Supporters hope new Legislature and changing attitudes toward patient autonomy will win approval for process already approved in 10 states
Written By Raga Justin
ALBANY — Cassandra Johnston was a preteen when Oregon became the first state to allow terminally ill patients to end their own lives through the use of physician-prescribed medication.
Though young, the 38-year-old Clifton Park resident recalled how much sense it made to her at the time. “I thought, ‘This is a step in the right direction,’” Johnston said.
The day after Thanksgiving last year, Johnston learned she had Stage 3 breast cancer. As she grappled with a condition that is by nature volatile and fast-moving, she began weighing her end-of-life options. But Johnston was shocked to discover that medically assisted death is not one of them, despite close to a decade of persistent advocacy from groups who want New York to follow 10 other states that have legalized this particular form of treatment.
“I told myself that it doesn’t matter what my prognosis is,” Johnston said. “What matters is that I devote the rest of my time and energy into making sure that we can get this bill passed. And hopefully it comes in time for me.”
Supporters of the bill say they are baffled that it has taken the state Legislature this long to consider the Medical Aid in Dying Act, first introduced in 2015. But they hope for more momentum this session, with a fresh class of younger legislators who may approach the idea of physician-assisted death with less reservations than older generations did.
Assemblywoman Amy Paulin, a Democrat from Westchester who sponsors the bill in the lower chamber, said it might fare better in the newly constituted Health Committee, which she will chair. New Democratic legislators may be more on board, she said, while some Republican legislators not on the committee have also indicated support should the bill make its way to the floor.
“This year is the year,” Paulin said. “We’re picking up a lot of momentum. I do think it’s winning over people’s minds.”
Some groups remain vocally opposed to the legislation, saying it could bring devastating consequences to some New Yorkers. Broadly made up of religious organizations and disability rights groups, a coalition called the New York Alliance Against Assisted Suicide has warned that if passed, the bill could be used to pressure people with disabilities, seniors or those in low-income communities to choose suicide.
They also warn of a “slippery slope.”
“It will not take long for what is now being billed as an option only for people with terminal illnesses to be available to anyone at all,” Dennis Poust, the director of the New York State Catholic Conference, said in a statement. “What we need is investments in palliative care and hospice, where people can be cared for with compassion and dignity, free of pain and fear as they reach their final days.”
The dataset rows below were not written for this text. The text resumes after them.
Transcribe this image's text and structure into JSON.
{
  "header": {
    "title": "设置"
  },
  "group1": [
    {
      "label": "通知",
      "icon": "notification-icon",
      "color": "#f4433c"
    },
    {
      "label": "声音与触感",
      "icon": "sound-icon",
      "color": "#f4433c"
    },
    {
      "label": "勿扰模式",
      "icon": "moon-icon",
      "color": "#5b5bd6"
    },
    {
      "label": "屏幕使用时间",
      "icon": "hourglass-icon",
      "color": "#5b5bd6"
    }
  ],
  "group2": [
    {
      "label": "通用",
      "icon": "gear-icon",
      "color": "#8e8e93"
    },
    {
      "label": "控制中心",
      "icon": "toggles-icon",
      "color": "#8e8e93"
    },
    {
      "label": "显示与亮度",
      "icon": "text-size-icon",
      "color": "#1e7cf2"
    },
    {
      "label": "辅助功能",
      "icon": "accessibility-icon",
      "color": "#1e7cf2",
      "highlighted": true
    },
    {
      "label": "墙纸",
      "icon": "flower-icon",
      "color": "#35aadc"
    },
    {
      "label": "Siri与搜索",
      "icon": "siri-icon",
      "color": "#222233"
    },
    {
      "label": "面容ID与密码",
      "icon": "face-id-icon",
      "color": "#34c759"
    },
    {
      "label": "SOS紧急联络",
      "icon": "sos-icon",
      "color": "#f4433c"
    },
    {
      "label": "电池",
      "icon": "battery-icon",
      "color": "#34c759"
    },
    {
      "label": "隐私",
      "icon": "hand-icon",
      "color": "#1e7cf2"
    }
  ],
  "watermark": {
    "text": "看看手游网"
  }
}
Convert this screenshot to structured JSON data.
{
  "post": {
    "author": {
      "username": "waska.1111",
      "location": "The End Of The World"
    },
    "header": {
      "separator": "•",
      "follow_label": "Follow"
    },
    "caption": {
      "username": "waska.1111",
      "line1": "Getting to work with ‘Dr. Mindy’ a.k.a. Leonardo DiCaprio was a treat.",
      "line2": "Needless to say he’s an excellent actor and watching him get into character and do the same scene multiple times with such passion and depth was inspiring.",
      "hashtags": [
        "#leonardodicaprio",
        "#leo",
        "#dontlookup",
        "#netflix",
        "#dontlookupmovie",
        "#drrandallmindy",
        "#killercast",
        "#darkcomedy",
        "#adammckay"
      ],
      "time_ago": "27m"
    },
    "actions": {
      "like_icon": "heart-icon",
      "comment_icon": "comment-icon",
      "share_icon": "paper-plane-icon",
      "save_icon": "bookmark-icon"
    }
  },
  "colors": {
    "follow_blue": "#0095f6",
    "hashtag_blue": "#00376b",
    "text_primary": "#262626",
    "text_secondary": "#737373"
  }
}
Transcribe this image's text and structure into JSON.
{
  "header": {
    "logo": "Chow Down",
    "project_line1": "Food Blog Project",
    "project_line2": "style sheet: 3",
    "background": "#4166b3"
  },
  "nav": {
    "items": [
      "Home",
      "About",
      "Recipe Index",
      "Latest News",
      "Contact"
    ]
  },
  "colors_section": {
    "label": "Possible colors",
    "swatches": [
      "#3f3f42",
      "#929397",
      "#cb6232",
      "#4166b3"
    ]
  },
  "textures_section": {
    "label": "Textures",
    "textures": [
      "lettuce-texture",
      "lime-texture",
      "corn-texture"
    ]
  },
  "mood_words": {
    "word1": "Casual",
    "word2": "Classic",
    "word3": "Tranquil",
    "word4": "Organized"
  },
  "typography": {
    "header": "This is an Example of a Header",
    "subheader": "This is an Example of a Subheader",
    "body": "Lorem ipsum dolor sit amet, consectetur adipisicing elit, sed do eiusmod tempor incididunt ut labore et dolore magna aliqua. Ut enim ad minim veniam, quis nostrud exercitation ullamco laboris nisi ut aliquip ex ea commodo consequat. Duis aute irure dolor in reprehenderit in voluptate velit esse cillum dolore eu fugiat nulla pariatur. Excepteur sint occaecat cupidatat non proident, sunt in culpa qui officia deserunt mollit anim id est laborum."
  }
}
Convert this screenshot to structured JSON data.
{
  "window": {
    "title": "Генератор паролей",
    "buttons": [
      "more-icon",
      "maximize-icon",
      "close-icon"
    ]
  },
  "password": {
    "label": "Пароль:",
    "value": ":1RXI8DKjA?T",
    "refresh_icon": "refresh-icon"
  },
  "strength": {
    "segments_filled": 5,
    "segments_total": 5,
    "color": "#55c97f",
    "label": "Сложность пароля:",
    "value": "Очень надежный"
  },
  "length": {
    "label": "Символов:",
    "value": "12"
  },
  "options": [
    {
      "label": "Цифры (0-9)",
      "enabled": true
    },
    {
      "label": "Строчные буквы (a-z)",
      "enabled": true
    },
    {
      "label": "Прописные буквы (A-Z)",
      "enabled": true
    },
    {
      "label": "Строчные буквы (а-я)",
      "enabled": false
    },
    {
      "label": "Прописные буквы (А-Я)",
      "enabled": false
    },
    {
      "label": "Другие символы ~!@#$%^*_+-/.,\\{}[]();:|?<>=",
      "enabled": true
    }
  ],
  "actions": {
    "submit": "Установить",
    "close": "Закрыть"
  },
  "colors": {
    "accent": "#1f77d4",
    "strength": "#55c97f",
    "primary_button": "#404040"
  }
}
Some medical groups have indicated support for the measure, including the New York State Academy of Family Physicians, while national organizations have tended to take neutral positions.
Advocates reiterate that the legislation contains safeguards to prevent the kind of abuse its opponents warn of. The law stipulates that adults seeking a medically assisted death must have a prognosis of six months or less to live because of a terminal illness. Patients must have the full capacity to understand what they are asking for, and must communicate that decision to their primary physician.
And the physician must believe that the patient is not suffering from a psychiatric or psychological disorder causing impaired judgment. A second physician will also need to sign off on the patient’s mental status and terminal illness.
“I get it, people are afraid,” said Corinne Carey, a regional campaign director for Compassion & Choices, a nonprofit that advocates for medically assisted death. “But the theoretical harms that people fear need to be evaluated next to the real harm, right now, for people who are dying and don’t have this option.”
Carey said the bill represents an additional boost to patient autonomy that will help prevent needless suffering.
Former Gov. Andrew Cuomo offered lukewarm support for the measure in 2019 that nevertheless revived interest and brought some hope to advocates. Carey said they have yet to hear the same from Gov. Kathy Hochul, though she added the push is largely concentrated in the Legislature.
“It’s in my hands now,” Paulin said. “I think at the end of the day, if the Legislature goes for it the governor will.”
“With perseverance, you get it — if it’s the right thing,” Paulin added. “I think this is the right thing.”
Johnston, who will soon head into her first round of chemotherapy, does not know if her cancer will spread, or if she may soon receive a call telling her she only has a certain amount of time to live.
If that happens, “All I can really envision is a death that does not involve unnecessary pain, or suffering, or trauma,” Johnston said. “The more I read the stories of people who have suffered, the more I think, ‘I never want that.’ But I don’t have that option right now.”